Title : DEFINITIVE POSTAGE STAMPS
Ahn Joong-geun(1879-1910)
Stamp Serial#
1271 
KPC#
300 
MICHEL#
1297 
StanGib#
1379 
Scott#
1264 
Date of Issue
10/08/1982 
Quantity
To be issued as required 
Denomination
200 won 
Design
Ahn Joong-geun 
Designer
Chun Hee-han 
Image Area
19mm*22mm 
Perforation
13 
Sheet Composition
10Ąż10 
Paper
White
Unwatermarked
Print
Government Printing & Mint Agency of the Republic of korea 
Description
The Ministry of Communications seeks to make some of the historical personages of Korea known thoughout the world by issuing postage stamps depicting them. The following two definitive stamps are issued for this purpose.

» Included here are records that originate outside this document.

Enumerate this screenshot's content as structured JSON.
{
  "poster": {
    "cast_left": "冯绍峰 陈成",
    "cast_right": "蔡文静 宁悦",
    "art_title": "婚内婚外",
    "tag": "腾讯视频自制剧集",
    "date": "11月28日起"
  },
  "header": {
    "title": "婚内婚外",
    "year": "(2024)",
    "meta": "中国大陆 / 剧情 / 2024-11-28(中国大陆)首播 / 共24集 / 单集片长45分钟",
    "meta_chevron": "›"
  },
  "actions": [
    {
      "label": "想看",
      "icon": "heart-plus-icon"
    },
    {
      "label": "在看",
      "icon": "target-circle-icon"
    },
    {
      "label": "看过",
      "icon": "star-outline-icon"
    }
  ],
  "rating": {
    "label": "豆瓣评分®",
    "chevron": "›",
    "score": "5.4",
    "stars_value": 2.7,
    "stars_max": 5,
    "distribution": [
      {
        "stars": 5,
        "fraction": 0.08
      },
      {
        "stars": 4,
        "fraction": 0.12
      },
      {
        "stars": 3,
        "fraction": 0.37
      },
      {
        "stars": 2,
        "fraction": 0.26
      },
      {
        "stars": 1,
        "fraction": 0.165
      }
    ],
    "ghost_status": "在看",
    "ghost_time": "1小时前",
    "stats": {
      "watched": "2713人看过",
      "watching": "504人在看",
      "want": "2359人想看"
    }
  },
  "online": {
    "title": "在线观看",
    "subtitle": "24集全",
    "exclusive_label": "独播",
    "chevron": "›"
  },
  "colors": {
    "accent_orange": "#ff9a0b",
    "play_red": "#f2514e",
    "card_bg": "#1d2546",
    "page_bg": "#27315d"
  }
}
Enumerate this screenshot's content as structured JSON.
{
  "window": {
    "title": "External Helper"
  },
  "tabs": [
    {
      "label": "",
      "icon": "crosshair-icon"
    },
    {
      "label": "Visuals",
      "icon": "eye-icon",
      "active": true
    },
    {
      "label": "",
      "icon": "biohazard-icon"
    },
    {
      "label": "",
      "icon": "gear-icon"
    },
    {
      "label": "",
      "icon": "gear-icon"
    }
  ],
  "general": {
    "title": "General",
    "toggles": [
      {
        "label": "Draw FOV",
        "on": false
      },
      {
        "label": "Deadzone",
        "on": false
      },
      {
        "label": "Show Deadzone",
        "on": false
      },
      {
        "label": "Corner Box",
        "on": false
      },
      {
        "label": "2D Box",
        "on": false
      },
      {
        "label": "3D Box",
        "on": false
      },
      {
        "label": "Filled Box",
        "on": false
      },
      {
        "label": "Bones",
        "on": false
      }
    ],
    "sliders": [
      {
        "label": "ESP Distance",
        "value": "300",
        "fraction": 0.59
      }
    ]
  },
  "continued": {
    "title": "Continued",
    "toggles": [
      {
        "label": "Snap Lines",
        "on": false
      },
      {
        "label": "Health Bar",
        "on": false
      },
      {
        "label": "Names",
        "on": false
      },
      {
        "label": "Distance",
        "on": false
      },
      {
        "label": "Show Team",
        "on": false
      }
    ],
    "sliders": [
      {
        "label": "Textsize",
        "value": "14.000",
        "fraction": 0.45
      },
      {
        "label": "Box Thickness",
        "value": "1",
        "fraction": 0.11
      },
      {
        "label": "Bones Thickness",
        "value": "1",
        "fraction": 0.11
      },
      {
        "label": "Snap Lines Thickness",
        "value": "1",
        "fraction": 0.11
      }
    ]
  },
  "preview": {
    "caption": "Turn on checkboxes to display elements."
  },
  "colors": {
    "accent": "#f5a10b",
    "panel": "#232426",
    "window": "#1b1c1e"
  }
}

1. Ahn Joong-geun (1879-1910).
Ahn Joong-geun, born in Hwanghae Province in the last days of the Yi Dynasty and educated both in the traditional and new studies, is one of the well-known anti-Japan patriots in the recent history of Korea. In revolt against the Japanese aggression of Korea formalized by the conclusion of the 1905 'Protectorate Treaty', he joined the anti-Japanese Righteous Army and fought against the aggression. In October, 1909, Ito Hirobumi, one of the highest-ranking Japanese officials who engineered the aggression of Korea, came to Harbin, Manchuria and gave a public address at a city park. Seizing this opportunity, Ahn infiltrated into the audience and shot him to death, thus giving vent to the deep-felt resentment of the Korean prople.

Throughout the whole painful course of his trials in Japanese courts. he protested. with awe-inspiring dignity, against the international crime of Japan. He was sentenced to death and the sentence was executed on March 26, 1910, in Lu-shun. In 1962. he was awarded posthumously the Order of Merit for National Foundation.

2. Ryu Kwan-soon (1904-1920).
Ryu Kwan-soon, born in Cheonan, Chungnam Province, is the Joan of Arc of Korea. The year after she entered Ewha Academy, the first girl's school of Korea, founded by the American Christian mission, she joined the 1919 Independence Movement, leading girls and women in the national demonstrations against the Japanese occupation. After Ewha Academy was closed down by the colonial goverment, she went home to Cheonan and there continued her campaign against the Japanese, organizing and leading public demonstrations. She had the tragedy of having her parents killed by the Japanese because of her patriotic activities. She was herself arrested and sentenced to seven years in prison. Imprisoned, she continued her resistance with other partiot prisoners by all possible means. The Japanese put her to such torture that she could not complete her sentenced term and died in prison. In 1962, she was awarded posthumously the Order of Merit for National Foundation.